-- Opening Marker --

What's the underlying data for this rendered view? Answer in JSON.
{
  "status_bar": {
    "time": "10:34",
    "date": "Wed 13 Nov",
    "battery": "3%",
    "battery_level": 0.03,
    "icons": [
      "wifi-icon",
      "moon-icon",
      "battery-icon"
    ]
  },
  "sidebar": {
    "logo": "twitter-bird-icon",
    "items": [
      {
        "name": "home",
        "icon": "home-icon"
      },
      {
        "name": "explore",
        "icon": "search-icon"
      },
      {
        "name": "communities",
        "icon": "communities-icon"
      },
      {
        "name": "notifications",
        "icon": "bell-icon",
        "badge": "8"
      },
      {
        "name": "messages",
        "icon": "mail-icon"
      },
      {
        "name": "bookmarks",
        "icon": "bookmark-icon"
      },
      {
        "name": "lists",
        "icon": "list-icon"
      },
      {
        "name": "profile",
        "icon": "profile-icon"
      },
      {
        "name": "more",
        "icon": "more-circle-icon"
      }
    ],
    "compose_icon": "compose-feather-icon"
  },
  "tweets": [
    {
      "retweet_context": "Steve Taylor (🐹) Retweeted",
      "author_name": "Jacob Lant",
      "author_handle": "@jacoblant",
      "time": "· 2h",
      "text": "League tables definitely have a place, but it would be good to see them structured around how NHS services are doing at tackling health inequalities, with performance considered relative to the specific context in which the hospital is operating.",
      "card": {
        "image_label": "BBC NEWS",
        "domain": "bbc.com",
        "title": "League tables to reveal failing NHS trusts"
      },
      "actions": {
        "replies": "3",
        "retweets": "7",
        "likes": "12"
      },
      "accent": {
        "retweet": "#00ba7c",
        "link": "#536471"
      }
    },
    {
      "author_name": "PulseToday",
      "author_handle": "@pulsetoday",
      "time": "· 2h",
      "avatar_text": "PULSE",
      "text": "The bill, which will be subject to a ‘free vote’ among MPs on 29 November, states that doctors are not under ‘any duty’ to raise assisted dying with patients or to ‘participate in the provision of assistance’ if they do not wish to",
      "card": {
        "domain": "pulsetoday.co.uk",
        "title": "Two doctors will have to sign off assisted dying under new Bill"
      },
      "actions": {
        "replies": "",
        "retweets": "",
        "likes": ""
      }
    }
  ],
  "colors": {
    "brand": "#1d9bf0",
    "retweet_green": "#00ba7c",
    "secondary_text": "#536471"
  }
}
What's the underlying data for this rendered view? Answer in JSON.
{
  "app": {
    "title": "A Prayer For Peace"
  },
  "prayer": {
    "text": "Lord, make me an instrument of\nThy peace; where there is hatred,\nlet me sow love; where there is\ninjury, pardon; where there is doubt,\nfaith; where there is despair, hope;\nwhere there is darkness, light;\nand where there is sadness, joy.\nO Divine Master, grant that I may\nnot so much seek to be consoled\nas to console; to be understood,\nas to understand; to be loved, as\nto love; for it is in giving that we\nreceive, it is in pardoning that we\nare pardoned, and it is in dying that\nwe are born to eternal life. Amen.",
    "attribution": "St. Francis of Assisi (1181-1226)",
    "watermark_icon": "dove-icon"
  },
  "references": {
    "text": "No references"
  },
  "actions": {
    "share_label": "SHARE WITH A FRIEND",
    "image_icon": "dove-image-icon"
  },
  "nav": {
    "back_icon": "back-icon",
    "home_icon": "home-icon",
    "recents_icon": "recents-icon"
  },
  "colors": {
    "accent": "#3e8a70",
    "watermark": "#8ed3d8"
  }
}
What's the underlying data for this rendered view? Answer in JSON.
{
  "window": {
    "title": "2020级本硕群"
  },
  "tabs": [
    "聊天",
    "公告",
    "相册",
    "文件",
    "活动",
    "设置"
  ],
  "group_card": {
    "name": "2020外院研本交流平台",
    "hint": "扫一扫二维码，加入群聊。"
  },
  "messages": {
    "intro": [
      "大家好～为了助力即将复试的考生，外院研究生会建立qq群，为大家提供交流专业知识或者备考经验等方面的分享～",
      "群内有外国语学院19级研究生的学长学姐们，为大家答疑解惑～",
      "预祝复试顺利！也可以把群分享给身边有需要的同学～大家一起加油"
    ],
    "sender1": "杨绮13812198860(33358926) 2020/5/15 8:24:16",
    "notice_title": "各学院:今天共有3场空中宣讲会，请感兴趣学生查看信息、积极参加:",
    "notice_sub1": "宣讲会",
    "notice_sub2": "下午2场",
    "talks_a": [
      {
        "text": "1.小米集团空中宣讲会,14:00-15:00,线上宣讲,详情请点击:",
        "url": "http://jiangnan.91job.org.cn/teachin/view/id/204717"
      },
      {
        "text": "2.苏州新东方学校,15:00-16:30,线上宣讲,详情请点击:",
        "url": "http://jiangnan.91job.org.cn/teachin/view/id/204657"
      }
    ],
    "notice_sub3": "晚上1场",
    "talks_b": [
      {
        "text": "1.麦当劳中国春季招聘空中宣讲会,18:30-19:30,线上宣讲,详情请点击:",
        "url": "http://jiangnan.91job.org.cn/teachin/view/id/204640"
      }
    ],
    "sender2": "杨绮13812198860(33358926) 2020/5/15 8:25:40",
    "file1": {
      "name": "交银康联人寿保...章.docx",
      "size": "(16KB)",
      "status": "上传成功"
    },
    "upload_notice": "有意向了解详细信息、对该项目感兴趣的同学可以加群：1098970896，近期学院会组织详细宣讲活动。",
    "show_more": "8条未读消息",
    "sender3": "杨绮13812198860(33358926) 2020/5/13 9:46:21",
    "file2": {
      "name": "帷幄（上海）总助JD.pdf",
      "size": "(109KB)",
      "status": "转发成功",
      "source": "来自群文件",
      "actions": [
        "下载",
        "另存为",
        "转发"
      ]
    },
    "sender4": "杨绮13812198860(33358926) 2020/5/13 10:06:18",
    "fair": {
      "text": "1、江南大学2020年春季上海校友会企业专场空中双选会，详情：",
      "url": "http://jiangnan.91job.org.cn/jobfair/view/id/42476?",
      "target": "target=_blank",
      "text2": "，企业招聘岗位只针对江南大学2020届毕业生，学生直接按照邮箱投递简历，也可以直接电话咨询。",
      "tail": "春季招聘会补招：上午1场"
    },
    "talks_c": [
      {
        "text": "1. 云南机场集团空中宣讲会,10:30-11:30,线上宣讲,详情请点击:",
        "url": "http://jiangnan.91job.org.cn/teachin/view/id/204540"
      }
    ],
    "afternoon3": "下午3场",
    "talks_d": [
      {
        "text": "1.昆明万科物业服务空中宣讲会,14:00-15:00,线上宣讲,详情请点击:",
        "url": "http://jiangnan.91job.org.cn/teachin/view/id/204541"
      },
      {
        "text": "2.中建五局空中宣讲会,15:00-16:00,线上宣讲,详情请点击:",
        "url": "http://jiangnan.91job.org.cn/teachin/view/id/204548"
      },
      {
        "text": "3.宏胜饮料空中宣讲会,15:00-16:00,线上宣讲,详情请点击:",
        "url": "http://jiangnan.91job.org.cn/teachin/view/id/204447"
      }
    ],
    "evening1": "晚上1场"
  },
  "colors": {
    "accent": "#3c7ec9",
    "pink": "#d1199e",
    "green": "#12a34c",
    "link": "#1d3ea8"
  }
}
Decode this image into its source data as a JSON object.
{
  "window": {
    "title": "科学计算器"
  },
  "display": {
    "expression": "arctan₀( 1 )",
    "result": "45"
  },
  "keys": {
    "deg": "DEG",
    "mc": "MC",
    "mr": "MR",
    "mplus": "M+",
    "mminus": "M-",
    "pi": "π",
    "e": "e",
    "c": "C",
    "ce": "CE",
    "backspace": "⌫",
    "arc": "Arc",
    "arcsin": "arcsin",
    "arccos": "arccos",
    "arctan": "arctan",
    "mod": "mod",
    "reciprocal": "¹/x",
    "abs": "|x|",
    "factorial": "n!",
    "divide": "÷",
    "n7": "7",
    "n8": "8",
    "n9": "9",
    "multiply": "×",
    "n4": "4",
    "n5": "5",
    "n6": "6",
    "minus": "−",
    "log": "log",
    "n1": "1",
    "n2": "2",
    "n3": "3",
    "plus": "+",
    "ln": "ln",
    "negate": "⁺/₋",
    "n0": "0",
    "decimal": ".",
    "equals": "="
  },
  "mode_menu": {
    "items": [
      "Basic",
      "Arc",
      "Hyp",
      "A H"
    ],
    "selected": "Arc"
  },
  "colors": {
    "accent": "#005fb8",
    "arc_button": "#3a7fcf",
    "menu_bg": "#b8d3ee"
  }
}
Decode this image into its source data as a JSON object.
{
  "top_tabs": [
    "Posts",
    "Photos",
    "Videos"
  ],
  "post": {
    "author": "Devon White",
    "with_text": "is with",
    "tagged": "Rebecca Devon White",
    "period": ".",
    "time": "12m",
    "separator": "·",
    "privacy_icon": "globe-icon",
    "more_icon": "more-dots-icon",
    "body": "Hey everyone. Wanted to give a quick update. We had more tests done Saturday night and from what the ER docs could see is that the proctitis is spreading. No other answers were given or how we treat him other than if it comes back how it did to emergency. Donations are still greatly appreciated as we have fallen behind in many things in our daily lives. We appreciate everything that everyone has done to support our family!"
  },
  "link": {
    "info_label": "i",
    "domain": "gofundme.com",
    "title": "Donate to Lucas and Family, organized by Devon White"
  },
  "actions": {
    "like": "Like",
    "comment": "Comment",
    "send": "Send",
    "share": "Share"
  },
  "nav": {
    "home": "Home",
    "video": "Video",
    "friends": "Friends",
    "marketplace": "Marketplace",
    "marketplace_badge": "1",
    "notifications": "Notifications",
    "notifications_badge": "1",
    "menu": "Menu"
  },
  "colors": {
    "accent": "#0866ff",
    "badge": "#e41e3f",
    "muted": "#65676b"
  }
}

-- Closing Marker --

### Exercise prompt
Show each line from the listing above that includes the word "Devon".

### Response area
    "author": "Devon White",
    "tagged": "Rebecca Devon White",
    "title": "Donate to Lucas and Family, organized by Devon White"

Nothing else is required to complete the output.